Opinion: Help New Hampshire’s poorest schools by bringing back state’s local pension contribution
The NH Legislature should vote to restore the state’s decades-long practice of defraying the cost of pensions for local municipal workers and teachers, but it should do so in a fashion that helps the state’s poorest communities and focuses on schools.
The NH House has taken the first step to restore the state’s pension contributions on a 7.5 percent across-the-board basis in preliminarily passing House Bill 1417. Additional House and Senate votes will follow and present opportunities to amend the bill to address the historic financial inequalities in our state.
These inequalities affect most of the communities in our state because, in a property tax-based system, taxes are higher in the poorest communities, but residents get far less for their higher taxes. School budgets take up most of our local tax dollars. Communities with limited tax bases suffered most when the state downshifted pension costs and now deserve higher levels of reimbursement.
Communities with high property values can raise money more easily than poorer communities. By considering the ability of municipalities and school districts to raise money, the state may begin to reduce the inequities inherent in our state’s worst-in-the-nation overreliance on property taxes to fund important services.
In other words, the state can begin to address multiple problems by tilting its pension contributions towards our poorest communities.
First, the state must restore its contributions to local pensions. The state’s retirement system was formed, in part, based on the state’s promise to defray 35 percent of the cost of local pensions if communities agreed to join the state system. This promise was made in 1967 and was continued for four decades. In 2010, with short notice, the state reneged on its promise by discontinuing its contribution, and this has been the case for the last decade. Note, the retirement system did not become 35 percent cheaper. The state just downshifted $50 million in funding responsibilities to the only local source of revenue, the property tax. Now, the Legislature is considering restoring a 7.5 percent contribution. It’s better than nothing.
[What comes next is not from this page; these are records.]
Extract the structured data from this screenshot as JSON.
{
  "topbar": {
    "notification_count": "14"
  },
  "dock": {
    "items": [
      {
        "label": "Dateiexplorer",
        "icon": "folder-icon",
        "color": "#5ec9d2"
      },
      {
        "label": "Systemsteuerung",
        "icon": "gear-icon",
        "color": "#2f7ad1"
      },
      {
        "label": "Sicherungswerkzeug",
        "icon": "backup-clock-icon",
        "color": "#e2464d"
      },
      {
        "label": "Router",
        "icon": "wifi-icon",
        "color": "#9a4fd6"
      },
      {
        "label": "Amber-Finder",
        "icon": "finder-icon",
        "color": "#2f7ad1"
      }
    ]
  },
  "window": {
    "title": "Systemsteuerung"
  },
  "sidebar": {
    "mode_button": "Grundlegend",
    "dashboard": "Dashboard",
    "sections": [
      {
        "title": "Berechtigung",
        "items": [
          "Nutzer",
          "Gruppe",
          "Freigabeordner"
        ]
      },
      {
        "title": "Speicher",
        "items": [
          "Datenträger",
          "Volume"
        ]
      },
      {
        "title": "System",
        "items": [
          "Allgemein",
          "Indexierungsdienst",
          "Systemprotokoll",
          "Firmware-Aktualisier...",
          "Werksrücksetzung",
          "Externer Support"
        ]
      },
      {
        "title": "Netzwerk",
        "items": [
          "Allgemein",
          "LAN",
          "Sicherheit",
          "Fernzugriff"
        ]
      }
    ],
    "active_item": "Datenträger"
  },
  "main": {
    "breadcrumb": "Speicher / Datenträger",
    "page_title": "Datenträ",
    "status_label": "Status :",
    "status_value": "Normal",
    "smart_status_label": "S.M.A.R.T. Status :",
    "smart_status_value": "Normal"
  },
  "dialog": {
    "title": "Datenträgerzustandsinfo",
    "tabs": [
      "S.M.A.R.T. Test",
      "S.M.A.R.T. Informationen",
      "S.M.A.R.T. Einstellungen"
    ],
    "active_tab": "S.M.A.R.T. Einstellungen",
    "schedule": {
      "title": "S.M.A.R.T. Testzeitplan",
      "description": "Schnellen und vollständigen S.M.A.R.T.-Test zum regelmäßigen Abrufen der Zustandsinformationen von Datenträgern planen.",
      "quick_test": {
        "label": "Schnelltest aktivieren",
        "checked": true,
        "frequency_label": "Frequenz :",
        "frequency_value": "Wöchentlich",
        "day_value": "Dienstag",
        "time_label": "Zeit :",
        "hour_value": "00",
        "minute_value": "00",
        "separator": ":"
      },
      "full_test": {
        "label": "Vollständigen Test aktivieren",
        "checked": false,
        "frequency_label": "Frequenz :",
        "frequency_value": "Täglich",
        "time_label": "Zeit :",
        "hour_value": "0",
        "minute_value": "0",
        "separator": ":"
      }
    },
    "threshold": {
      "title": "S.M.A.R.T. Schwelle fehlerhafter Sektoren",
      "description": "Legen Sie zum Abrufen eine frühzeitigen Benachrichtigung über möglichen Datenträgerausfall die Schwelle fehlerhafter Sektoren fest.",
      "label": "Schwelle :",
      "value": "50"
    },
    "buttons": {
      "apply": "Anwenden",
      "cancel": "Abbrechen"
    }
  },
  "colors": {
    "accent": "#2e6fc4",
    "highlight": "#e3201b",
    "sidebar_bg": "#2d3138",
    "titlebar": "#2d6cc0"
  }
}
A community’s ability to raise revenues through property taxes is a simple math problem: the value of the property in the community times the tax rate equals the revenue raised. The value of property within a town’s or school district’s boundaries determines that community’s financial strength.
The New Hampshire Department of Education maintains a report on its website called “Equalized Valuation per Pupil” that allows for an apples-to-apples comparison of the financial strength of school districts across the state. Using 2020 numbers, the Claremont School District has an equalized valuation of $469,000 per child. This means that Claremont has $469,000 worth of property against which it can levy its school taxes for each child in the district. Newington’s equalized valuation is $15 million per child. The gross disparity has obvious consequences. Newington has 30 times more property value to tax than Claremont for every child in the school district and is 30 times stronger financially.
Even though Newington spends much more on each of its school children than Claremont, Newington’s school tax rate in 2020 was only $2.53. Claremont’s was $20.37. A $200,000 home in Newington pays $506 in school taxes each year. A $200,000 home in Claremont pays $4,074. Businesses in Claremont are similarly taxed at much higher rates than other communities.
It is obvious what these tax rates do to economic development in our poorest communities. Just think of Somersworth competing for a business when its school taxes are two and a half times more than the school taxes in Portsmouth.
Another way to look at financial strength is to ask how much of a hit school tax take to generate $1 million in income for a school district.
In property-poor Winchester, where pensions costs are in the hundreds of thousands of dollars, school taxes must go up by $2.88 to raise $1 million in revenue. In Berlin, where pension costs are more than $1 million each year, it’s $1.80. By contrast, to raise $1 million in revenue, Moultonborough must only raise its taxes by $0.26, and in Portsmouth it takes an increase of $0.14.
The total cost of restoring a 7.5 percent contribution is estimated at around $28 million. Instead of giving 7.5 percent to every community, make the state’s contribution in inverse proportion to property values.
For example, pay 90 percent of the pension costs in the state’s poorest communities, such as Claremont, Winchester and Berlin, and pay lesser amounts to the state’s wealthiest communities. Even better, funnel the entire $28 million into reducing pension costs in school districts alone. This will make a huge difference to the poorest districts.
Here’s a bonus. As the retirement monies are not school adequacy funds, they can be targeted without violating the constitution.
Bring all public school advocates together, whether they support the Claremont school-funding principle that requires the state to pay the full cost of an adequate education in all schools or whether they would like to amend the state constitution to permit targeting aid. Public education needs its supporters on the same page. Partial restoration of the state’s promise to fund local pension costs is a good first step.
Contact your legislators and encourage them to create a multi-faceted win by supporting HB 1417 and tilting it to help our poorest communities.
Andru Volinsky was lead counsel in the Claremont school-funding cases, was a two-term executive Councilor, ran for governor and is now the Civic Scholar in Residence at Franklin Pierce University.